The AquaPro HR works with two different pulses that should not be in the water at the same time. If this happens and the echo from first pulse overpowers the echo from the second pulse, a “pulse-to-pulse interference” occurs, and your data collection might be compromised.
To avoid pulse-to-pulse interference, the user should balance the multiple following adjustable parameters: depth cell size, profile length, pulse distance, sample rate and distance to the boundary. The boundary will change depending on whether the instrument is mounted looking downward or upward as follows:
- Downward-looking AquaPro HR at a known distance from bed: this is the easiest way to guarantee good data from your AquaPro HR as the “Distance to the bottom” is not subjected to tidal variations and the frame height can be measured prior to the deployment. For this reason, the downward-looking configuration is particularly recommended for sites subjected to large tidal variations. Additionally, the pulse might dissipate if the bottom consists of sand or silt particles, avoiding echo and bad measurements consequently. Hard bottom (rock, coral reef) might cause some echo interference.
- Upward looking in deep water: defined as profile range being less than half of total depth. In this situation, pulse-to-pulse interference is not a concern.
- Upward looking in shallow water: acoustic interference from the surface might be a concern. Differently from the water/sediment interface, the water/air interface eco might not die off, as it can be a strong acoustic reflector, which could contribute to additional noise in the dataset. Additionally, tidal variations could be an issue as distance to boundary changes over time. To be conservative in avoiding interference, the deployment software sets pulse distance to half the depth. Upward-looking AquaPro HR in shallow water has a minimum water depth operation of the order 2-3 times the profiling range.
Whatever setup is chosen, the instrument tilt should be looked at carefully. It is recommended that one would take a level and a compass to fieldwork. The level would guarantee that at the initial setup the instrument has a low tilt. Tilt over 10 degrees may result in bad data. The compass is to guarantee that whatever coordinate configuration was selected during the planning can still be changed in post-processing. The compass should be aligned with the “x” datum on the instrument.

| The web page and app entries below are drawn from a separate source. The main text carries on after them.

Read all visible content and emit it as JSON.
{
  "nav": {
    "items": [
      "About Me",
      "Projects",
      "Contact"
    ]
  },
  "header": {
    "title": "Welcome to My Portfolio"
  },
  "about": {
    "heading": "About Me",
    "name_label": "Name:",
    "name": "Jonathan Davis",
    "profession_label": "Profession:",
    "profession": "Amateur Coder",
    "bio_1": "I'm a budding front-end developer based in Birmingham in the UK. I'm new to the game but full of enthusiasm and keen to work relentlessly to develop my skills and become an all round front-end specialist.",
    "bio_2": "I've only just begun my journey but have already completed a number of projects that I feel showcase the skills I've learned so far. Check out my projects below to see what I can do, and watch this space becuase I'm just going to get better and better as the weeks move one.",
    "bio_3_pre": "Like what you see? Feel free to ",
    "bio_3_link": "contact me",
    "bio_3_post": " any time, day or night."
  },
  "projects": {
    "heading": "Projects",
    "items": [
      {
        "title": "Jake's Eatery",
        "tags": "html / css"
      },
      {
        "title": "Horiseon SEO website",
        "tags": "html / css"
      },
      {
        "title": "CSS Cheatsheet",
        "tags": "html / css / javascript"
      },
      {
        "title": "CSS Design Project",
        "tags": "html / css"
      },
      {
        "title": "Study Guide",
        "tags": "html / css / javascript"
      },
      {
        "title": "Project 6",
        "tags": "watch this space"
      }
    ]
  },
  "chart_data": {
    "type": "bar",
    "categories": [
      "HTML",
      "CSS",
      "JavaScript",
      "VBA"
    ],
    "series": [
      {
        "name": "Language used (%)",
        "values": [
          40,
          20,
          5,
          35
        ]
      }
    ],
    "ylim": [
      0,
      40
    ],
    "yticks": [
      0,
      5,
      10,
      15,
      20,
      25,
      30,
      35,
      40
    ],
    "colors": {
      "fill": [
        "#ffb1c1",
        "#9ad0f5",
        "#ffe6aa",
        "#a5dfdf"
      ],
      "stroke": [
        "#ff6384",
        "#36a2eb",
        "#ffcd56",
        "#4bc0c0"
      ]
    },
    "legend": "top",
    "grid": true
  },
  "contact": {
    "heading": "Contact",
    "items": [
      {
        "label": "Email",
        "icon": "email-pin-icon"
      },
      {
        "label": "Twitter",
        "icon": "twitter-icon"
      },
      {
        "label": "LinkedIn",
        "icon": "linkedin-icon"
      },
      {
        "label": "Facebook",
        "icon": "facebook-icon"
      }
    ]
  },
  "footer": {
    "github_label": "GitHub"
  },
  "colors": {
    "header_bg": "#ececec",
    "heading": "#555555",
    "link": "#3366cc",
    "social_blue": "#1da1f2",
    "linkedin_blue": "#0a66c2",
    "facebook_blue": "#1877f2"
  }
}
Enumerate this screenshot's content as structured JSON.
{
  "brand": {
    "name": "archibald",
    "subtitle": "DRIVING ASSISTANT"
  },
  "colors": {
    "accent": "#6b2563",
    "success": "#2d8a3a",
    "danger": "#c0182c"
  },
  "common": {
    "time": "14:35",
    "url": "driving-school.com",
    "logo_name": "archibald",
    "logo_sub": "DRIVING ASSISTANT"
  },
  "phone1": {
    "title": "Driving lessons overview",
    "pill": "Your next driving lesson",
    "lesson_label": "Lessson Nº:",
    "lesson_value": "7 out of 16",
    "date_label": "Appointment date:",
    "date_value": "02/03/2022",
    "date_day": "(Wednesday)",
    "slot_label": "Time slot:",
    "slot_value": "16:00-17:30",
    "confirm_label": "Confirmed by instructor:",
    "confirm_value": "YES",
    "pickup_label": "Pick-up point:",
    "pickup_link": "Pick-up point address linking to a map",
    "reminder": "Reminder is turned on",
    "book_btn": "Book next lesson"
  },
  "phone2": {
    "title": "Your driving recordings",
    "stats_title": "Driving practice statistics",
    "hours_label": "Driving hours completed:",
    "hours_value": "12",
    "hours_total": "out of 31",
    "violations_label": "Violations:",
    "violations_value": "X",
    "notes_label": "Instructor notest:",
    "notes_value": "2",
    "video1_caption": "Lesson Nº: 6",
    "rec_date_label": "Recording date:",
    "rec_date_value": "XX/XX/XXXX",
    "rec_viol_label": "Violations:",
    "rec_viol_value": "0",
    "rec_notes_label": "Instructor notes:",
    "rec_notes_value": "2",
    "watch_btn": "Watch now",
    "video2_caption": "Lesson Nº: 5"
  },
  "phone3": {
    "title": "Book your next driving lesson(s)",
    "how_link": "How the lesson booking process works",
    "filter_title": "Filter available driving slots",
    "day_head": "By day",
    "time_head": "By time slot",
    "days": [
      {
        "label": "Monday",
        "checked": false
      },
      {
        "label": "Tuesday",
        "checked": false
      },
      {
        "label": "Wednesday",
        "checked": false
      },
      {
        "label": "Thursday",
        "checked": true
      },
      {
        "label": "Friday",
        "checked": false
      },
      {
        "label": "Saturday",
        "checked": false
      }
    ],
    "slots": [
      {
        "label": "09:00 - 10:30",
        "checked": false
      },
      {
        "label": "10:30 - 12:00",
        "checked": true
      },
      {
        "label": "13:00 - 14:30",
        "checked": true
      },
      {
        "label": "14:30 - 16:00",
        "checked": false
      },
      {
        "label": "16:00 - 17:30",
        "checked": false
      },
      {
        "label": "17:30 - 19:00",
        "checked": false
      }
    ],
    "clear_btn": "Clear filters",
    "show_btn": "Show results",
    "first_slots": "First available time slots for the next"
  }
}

Let’s look at a few examples and how to avoid mistakes during the AquaPro HR deployment:
- User 1 configured their AquaPro HR to an upward-looking deployment in shallow water with a profile range of 3 meters and 4 meters of pulse distance. During the field campaign, they changed their mind and deployed the instrument facing downwards at 6 m deep keeping the original configuration plan. Near-bed data had low correlation and a high number of bad data, which corresponds to the upper cells. What happened?
- Firstly, sediment and water/air interface both behave as strong and clear boundaries, which is not a problem for most Nortek instruments. For the AquaPro HR, however, the water/air interface can generate a strong echo, and interfere with the data, just like a rocky bed.
- As the pulse distance (4m) is smaller than the full depth (6m), that means that both signals are in the water column at the same time, and the instrument is listening to both signals. A higher pulse distance than the full profile range guarantees that the first signal dies off before the second is transmitted.
What should User 1 have done? Flipping the instrument upside down isn’t generally a problem. However, the best solution to get good results is always making a thorough deployment plan and sticking to the original plan during the field campaign to guarantee good results.
- User 2 wants to get as much data near the surface as possible, so they deployed an upward-looking AquaPro HR and set the Distance to surface twice as large as it actually is. As a consequence, correlation is low in the upper layers with bad data as both signals are in the water at the same time.
What should User 2 have done? Using the Standard tab is enough for most deployments. Stick to the configuration and the data collection will most likely guarantee good data acquisition.
- User 3 wanted to study the sediment/water boundary layer and deployed the AquaPro HR downward looking in a shallow environment (2 m deep). They configured the instrument with a distance to the bottom shorter than it actually was measured in the field. Near-bed data had low correlation and unreliable values. What happened? The second pulse was transmitted too early and both pulses were in the water at the same time for the upper cells, which is near bed in this case.
What should User 3 have done? If the distance to bottom is not precisely known, it is better to slightly overestimate it. This would increase pulse distance, and as consequence, the second pulse will be sent later than it should, losing data in the first cells (near instrument) instead of the last cells (near-bed).